■ **Source material**
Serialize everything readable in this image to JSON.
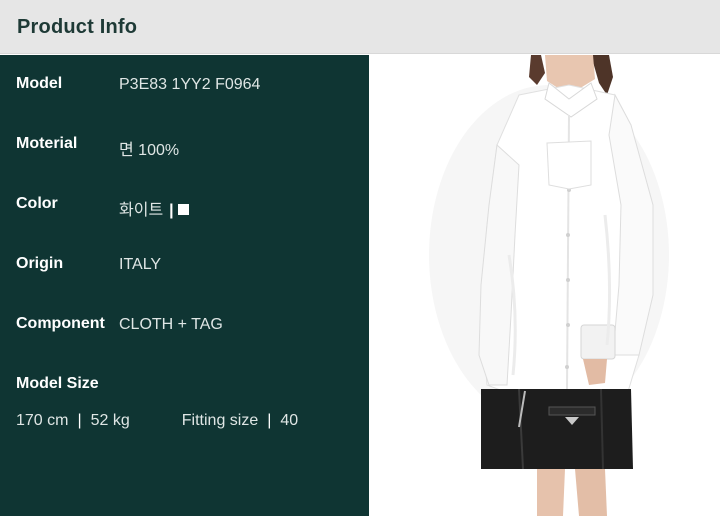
{
  "header": {
    "title": "Product Info"
  },
  "info": {
    "rows": [
      {
        "label": "Model",
        "value": "P3E83 1YY2 F0964"
      },
      {
        "label": "Moterial",
        "value": "면 100%"
      },
      {
        "label": "Color",
        "value": "화이트",
        "separator": "|"
      },
      {
        "label": "Origin",
        "value": "ITALY"
      },
      {
        "label": "Component",
        "value": "CLOTH + TAG"
      }
    ],
    "model_size": {
      "label": "Model Size",
      "height": "170 cm",
      "weight": "52 kg",
      "divider": "|",
      "fitting_label": "Fitting size",
      "fitting_value": "40"
    }
  },
  "colors": {
    "panel": "#0f3533",
    "header": "#e6e6e6",
    "header_text": "#1e3a36",
    "swatch": "#ffffff"
  }
}
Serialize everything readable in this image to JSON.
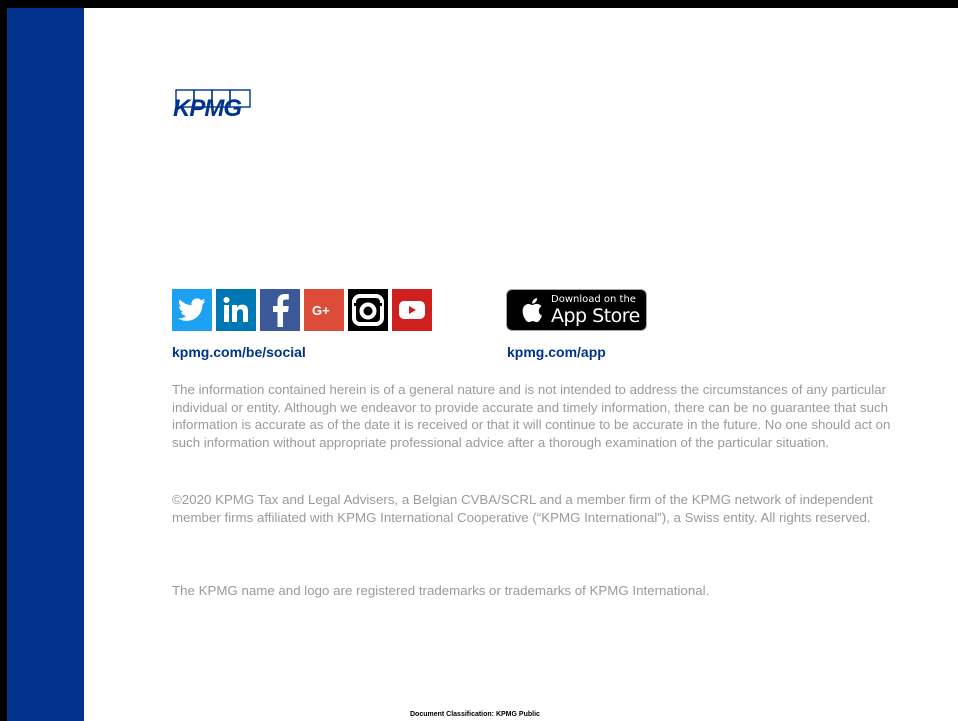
{
  "brand": {
    "logo_text": "KPMG",
    "primary_color": "#00338d",
    "band_color": "#00338d"
  },
  "social": {
    "icons": [
      {
        "name": "twitter",
        "color": "#1da1f2"
      },
      {
        "name": "linkedin",
        "color": "#0077b5"
      },
      {
        "name": "facebook",
        "color": "#3b5998"
      },
      {
        "name": "google-plus",
        "color": "#dd4b39"
      },
      {
        "name": "instagram",
        "color": "#000000"
      },
      {
        "name": "youtube",
        "color": "#cd201f"
      }
    ],
    "link": "kpmg.com/be/social"
  },
  "app": {
    "badge_small": "Download on the",
    "badge_big": "App Store",
    "link": "kpmg.com/app"
  },
  "paragraphs": {
    "disclaimer": "The information contained herein is of a general nature and is not intended to address the circumstances of any particular individual or entity. Although we endeavor to provide accurate and timely information, there can be no guarantee that such information is accurate as of the date it is received or that it will continue to be accurate in the future. No one should act on such information without appropriate professional advice after a thorough examination of the particular situation.",
    "copyright": "©2020 KPMG Tax and Legal Advisers, a Belgian CVBA/SCRL and a member firm of the KPMG network of independent member firms affiliated with KPMG International Cooperative (“KPMG International”), a Swiss entity. All rights reserved.",
    "trademark": "The KPMG name and logo are registered trademarks or trademarks of KPMG International."
  },
  "footer": {
    "classification": "Document Classification: KPMG Public"
  }
}
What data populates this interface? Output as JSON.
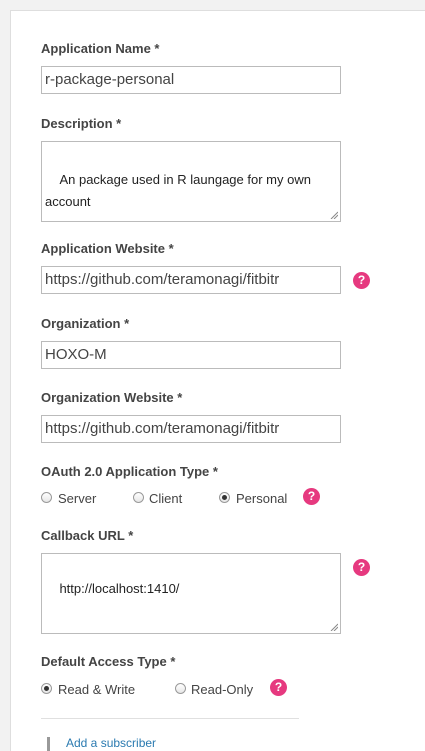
{
  "fields": {
    "app_name": {
      "label": "Application Name",
      "required": "*",
      "value": "r-package-personal"
    },
    "description": {
      "label": "Description",
      "required": "*",
      "value": "An package used in R laungage for my own account"
    },
    "app_website": {
      "label": "Application Website",
      "required": "*",
      "value": "https://github.com/teramonagi/fitbitr"
    },
    "organization": {
      "label": "Organization",
      "required": "*",
      "value": "HOXO-M"
    },
    "org_website": {
      "label": "Organization Website",
      "required": "*",
      "value": "https://github.com/teramonagi/fitbitr"
    },
    "oauth_type": {
      "label": "OAuth 2.0 Application Type",
      "required": "*",
      "options": [
        "Server",
        "Client",
        "Personal"
      ],
      "selected": "Personal"
    },
    "callback_url": {
      "label": "Callback URL",
      "required": "*",
      "value": "http://localhost:1410/"
    },
    "access_type": {
      "label": "Default Access Type",
      "required": "*",
      "options": [
        "Read & Write",
        "Read-Only"
      ],
      "selected": "Read & Write"
    }
  },
  "help_glyph": "?",
  "footer": {
    "add_subscriber": "Add a subscriber"
  },
  "colors": {
    "help": "#e6397f",
    "link": "#2a7ab0"
  }
}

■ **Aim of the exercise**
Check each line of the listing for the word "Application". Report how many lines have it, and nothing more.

■ **Response area**
3